Our exhibition in the Round Church, Magna Carta 1215-2015, is perfectly placed: in one of the few surviving buildings that featured in the formation of Magna Carta, the King’s London headquarters, setting for fraught negotiations in 1214-15, and burial place of William Marshal I, the hero of Magna Carta, and of his son William Marshal II, one of the 25 Surety Barons at Runnymede. Their effigies still lie side-by-side.
On loan to the exhibition are four 19th century plaster casts of medieval monuments, lent by the Victoria & Albert Museum, representing the Charter’s protagonists: William Marshal I and II (our own effigies, whose casts were taken before the damage suffered in the Blitz), King John (Worcester Cathedral) and King Henry III (Westminster Abbey). The Palace of Westminster has lent us the spectacular statues of two of the Charter’s Surety Barons (1840s), from the Chamber of the House of Lords, a programmatic statement of peers’ duty, through all subsequent centuries, both to serve the Sovereign and to protect the citizens from any usurpation by the Sovereign’s government of over-reaching power.
The exhibition traces the long and often contested path from 1215 to the present day, from the enforceable rights and constraints first confirmed at Runnymede through to the liberties and rights enjoyed throughout the Common Law world today.
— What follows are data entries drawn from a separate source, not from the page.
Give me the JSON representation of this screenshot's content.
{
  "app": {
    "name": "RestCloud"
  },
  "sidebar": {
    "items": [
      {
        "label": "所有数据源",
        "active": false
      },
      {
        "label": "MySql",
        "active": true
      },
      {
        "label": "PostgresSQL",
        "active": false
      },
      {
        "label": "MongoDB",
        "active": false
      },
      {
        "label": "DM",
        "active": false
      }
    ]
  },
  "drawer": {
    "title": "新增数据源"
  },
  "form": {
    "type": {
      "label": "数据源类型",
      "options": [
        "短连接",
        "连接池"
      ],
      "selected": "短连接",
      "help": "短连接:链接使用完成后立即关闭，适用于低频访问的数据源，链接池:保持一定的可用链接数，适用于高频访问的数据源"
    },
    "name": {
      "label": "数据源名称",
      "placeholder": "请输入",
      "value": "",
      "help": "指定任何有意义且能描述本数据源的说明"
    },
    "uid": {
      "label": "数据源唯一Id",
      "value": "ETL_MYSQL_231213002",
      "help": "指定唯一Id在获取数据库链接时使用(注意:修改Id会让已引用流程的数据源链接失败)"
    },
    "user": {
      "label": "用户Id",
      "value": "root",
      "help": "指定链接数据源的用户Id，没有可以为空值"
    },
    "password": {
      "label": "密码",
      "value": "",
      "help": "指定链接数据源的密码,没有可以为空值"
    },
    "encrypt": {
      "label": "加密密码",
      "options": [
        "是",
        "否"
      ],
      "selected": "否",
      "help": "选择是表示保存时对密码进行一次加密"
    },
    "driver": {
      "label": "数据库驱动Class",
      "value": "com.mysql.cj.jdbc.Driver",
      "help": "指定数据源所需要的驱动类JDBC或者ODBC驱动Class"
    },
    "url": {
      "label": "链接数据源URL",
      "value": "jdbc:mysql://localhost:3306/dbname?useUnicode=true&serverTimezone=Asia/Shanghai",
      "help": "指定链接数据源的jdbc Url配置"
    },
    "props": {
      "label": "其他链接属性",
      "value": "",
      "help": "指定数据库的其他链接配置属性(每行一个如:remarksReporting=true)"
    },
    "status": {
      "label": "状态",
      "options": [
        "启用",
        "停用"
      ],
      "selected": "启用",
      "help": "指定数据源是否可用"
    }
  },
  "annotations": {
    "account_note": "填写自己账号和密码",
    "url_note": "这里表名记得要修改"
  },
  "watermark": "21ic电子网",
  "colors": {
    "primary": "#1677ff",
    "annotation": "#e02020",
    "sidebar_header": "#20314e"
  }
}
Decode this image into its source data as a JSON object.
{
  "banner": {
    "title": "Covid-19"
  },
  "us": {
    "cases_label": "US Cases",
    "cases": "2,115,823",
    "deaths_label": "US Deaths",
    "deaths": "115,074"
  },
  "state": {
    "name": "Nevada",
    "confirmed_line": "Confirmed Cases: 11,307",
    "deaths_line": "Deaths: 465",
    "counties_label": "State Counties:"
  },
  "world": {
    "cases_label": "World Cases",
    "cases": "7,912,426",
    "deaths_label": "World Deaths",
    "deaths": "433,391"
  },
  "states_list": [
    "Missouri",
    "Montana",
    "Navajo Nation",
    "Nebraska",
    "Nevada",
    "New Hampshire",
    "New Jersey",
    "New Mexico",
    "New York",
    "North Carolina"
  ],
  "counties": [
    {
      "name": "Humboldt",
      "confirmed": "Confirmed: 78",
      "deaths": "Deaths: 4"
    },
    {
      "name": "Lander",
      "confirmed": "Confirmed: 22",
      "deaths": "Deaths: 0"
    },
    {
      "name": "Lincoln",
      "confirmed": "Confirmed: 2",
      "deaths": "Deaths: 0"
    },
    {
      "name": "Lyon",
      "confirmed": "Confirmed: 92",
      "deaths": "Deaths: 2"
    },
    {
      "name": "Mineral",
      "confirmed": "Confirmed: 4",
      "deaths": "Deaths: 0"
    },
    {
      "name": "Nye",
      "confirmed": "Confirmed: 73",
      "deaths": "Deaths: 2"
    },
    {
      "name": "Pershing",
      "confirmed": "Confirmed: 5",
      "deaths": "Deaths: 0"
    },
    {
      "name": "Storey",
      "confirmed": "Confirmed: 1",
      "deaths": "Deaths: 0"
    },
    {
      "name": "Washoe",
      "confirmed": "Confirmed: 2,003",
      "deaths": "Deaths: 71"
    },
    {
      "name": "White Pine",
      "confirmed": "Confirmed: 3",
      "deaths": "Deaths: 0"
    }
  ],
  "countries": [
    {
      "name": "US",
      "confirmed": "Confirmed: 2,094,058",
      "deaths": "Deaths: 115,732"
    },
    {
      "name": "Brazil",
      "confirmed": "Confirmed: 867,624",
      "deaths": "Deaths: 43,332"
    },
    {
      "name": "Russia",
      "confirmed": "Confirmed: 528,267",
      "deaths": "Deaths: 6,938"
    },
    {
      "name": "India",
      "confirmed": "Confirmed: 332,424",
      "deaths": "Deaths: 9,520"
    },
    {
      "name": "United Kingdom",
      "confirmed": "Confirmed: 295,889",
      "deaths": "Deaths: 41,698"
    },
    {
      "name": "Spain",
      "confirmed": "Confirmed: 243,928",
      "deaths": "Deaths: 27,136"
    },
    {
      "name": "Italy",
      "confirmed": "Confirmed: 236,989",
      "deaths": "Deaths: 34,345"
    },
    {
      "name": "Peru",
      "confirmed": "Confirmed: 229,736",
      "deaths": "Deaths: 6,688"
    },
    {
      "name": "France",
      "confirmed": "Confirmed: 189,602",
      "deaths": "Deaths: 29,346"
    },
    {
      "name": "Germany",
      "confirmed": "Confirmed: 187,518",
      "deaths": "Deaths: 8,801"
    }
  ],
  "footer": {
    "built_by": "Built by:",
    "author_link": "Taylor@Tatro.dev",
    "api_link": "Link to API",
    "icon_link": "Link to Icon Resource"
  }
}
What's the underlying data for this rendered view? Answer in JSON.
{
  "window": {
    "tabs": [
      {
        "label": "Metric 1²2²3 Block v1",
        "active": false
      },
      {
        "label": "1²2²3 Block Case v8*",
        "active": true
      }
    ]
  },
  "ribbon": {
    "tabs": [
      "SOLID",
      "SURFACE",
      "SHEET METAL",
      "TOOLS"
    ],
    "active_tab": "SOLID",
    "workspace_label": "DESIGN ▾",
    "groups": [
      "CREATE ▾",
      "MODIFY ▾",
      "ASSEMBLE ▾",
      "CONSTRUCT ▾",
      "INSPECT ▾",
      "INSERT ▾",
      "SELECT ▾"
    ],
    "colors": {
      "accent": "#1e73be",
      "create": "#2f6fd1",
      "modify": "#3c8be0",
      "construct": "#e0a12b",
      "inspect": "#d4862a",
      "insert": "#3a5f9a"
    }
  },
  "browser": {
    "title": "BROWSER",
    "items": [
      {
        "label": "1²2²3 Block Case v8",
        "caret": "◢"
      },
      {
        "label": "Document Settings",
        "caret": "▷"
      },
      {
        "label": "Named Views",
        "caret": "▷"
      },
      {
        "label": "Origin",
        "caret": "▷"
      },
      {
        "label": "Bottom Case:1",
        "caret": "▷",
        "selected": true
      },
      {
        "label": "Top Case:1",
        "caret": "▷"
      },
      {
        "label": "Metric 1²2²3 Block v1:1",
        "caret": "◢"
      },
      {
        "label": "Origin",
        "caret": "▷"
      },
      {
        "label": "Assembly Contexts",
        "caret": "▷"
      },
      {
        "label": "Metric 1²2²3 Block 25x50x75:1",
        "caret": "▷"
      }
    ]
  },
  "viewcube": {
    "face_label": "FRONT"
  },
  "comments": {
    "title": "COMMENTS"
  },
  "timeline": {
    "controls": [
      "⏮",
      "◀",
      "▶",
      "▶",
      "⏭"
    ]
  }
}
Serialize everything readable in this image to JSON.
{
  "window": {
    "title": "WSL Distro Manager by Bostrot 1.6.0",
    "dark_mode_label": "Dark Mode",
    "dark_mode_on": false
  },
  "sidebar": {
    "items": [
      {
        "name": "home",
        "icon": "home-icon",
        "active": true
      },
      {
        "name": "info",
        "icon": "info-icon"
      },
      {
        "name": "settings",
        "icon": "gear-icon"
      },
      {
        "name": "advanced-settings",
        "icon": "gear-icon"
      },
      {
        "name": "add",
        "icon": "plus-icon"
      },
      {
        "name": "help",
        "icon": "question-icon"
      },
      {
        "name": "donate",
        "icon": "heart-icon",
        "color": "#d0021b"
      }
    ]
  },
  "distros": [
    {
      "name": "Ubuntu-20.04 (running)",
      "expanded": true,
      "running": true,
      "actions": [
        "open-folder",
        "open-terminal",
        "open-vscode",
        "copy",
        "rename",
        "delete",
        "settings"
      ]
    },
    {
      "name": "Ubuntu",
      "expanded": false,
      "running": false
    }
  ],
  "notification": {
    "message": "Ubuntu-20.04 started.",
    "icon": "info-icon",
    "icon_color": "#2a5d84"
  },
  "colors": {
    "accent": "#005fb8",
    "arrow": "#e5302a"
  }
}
For further history on the Church and Magna Carta, click here.
There is no extra charge for admission to the exhibition.